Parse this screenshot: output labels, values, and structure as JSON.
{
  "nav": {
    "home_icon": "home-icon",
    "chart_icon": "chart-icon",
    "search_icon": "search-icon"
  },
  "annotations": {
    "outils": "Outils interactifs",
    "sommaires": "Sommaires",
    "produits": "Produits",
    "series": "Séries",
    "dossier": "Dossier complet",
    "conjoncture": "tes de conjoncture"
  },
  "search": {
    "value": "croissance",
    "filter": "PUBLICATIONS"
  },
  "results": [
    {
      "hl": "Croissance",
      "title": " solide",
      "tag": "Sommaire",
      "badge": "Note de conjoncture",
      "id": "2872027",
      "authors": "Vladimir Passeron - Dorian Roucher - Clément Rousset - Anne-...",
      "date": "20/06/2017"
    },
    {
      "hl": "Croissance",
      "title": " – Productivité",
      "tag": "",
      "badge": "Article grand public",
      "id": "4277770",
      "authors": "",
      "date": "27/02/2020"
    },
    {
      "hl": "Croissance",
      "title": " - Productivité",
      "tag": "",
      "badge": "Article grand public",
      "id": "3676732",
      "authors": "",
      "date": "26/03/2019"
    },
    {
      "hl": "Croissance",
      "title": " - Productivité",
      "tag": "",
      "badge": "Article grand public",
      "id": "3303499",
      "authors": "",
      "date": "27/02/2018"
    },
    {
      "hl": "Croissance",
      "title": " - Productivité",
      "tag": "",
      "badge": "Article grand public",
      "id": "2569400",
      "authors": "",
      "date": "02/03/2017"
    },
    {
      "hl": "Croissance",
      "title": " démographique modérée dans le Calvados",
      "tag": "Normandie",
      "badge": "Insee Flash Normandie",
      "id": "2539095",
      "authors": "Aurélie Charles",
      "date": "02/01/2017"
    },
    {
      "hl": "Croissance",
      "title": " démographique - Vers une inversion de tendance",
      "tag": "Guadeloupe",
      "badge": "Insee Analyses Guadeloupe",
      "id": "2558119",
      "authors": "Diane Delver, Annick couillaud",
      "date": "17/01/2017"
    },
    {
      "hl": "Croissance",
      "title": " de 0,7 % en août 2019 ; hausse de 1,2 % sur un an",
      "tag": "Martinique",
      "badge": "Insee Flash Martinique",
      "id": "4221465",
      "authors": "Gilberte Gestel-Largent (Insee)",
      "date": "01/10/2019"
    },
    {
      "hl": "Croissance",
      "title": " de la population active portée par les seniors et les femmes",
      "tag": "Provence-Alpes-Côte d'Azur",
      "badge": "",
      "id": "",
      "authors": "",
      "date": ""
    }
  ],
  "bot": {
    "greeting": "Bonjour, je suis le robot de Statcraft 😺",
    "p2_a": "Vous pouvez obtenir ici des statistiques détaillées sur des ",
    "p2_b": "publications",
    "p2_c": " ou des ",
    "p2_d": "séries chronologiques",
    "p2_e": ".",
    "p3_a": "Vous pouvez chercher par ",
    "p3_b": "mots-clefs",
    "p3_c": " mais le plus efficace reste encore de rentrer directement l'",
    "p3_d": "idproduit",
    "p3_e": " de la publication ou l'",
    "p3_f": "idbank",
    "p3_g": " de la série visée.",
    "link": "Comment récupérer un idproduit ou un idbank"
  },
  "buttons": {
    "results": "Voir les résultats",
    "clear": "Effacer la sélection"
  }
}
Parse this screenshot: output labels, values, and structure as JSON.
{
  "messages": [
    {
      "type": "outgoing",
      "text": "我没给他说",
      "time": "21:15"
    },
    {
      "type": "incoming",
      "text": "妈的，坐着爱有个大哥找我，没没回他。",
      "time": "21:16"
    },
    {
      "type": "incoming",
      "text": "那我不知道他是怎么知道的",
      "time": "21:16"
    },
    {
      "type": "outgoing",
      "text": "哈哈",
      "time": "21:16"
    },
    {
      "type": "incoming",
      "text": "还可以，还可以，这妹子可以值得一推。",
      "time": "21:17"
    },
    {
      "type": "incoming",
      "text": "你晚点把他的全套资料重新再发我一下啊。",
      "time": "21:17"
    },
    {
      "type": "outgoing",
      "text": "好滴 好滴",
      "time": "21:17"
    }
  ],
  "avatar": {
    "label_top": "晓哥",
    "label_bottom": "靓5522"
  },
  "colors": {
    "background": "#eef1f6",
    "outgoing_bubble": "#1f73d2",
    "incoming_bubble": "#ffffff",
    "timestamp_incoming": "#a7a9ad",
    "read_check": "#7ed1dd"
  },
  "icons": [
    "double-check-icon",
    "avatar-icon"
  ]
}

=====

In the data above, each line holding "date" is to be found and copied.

REPLY:
      "date": "20/06/2017"
      "date": "27/02/2020"
      "date": "26/03/2019"
      "date": "27/02/2018"
      "date": "02/03/2017"
      "date": "02/01/2017"
      "date": "17/01/2017"
      "date": "01/10/2019"
      "date": ""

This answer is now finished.